**Task prompt**
Every line in the data below that holds "Cube" should be found and copied.

**Given entries**

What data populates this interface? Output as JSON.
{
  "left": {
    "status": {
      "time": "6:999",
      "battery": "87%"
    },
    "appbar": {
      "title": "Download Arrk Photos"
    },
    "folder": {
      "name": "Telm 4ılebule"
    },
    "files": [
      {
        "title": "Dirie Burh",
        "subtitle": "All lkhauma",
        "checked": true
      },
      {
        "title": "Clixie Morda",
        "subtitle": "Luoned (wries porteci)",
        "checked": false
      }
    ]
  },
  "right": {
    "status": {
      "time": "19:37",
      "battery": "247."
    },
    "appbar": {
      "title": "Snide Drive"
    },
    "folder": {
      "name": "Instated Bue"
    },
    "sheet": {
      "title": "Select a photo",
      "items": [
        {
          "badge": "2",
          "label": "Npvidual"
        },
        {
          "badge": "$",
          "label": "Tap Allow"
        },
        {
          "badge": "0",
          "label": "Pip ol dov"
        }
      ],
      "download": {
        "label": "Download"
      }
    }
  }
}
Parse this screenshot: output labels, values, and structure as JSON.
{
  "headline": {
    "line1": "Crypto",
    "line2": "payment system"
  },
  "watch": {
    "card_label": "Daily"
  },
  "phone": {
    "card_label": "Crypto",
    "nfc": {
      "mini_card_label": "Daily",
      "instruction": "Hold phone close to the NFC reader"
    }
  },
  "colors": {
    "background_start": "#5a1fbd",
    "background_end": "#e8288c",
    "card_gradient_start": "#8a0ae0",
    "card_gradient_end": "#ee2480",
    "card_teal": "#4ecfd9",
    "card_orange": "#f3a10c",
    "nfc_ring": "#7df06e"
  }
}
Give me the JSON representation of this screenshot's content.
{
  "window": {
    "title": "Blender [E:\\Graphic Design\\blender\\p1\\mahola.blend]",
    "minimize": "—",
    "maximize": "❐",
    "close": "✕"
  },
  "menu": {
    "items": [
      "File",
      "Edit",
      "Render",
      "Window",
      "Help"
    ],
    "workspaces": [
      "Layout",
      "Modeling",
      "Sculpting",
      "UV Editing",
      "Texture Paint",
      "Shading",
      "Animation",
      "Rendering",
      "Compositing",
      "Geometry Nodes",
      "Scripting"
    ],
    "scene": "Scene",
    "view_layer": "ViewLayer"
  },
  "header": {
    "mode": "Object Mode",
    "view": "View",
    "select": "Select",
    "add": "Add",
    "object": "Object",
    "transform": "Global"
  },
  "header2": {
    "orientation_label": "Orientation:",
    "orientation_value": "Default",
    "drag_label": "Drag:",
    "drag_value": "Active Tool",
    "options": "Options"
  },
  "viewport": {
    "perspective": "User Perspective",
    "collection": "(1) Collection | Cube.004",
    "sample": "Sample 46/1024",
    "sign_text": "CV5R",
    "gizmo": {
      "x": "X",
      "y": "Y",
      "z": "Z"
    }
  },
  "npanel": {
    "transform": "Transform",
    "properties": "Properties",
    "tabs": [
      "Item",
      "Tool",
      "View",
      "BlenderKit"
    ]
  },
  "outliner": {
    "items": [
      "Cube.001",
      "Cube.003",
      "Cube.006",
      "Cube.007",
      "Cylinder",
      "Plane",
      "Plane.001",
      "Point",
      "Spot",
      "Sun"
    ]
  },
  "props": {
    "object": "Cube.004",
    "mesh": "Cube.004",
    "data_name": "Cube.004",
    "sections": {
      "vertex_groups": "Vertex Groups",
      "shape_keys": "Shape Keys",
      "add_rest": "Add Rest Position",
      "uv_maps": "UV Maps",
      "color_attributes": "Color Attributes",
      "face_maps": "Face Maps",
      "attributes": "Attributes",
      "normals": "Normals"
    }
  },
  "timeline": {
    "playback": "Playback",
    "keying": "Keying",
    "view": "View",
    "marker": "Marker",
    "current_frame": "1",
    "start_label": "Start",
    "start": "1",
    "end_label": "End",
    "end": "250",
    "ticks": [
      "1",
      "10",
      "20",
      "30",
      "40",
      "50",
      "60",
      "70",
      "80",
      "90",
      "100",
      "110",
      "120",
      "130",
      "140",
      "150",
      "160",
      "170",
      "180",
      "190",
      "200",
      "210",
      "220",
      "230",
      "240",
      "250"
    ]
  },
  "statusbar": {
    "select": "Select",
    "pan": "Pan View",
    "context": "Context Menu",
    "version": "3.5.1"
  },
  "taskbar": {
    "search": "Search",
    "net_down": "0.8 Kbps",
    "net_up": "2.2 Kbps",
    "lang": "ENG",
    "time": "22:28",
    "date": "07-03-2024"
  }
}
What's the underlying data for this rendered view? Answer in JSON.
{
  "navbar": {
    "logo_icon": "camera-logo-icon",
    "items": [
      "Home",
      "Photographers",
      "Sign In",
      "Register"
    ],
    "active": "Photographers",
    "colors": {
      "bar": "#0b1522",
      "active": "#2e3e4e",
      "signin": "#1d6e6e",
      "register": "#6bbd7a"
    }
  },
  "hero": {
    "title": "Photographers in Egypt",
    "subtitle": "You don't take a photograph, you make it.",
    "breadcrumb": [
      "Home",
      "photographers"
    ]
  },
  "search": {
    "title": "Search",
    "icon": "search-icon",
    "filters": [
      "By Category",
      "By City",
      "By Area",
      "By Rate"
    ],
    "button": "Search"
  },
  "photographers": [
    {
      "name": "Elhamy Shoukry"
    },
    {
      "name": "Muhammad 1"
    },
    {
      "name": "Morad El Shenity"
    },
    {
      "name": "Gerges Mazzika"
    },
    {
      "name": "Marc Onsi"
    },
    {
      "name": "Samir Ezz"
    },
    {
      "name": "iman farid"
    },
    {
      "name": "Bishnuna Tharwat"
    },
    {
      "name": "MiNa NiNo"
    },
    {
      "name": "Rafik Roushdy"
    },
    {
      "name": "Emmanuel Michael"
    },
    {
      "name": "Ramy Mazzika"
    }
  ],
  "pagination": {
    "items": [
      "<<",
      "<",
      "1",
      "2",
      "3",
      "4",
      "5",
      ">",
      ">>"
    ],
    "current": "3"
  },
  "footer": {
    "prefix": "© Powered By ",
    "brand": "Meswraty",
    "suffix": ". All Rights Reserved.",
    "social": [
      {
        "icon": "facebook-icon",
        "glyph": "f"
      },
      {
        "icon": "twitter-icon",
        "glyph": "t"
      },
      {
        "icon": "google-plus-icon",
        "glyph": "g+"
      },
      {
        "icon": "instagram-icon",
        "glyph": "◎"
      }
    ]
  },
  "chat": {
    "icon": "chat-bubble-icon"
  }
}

**Output below**
    "collection": "(1) Collection | Cube.004",
      "Cube.001",
      "Cube.003",
      "Cube.006",
      "Cube.007",
    "object": "Cube.004",
    "mesh": "Cube.004",
    "data_name": "Cube.004",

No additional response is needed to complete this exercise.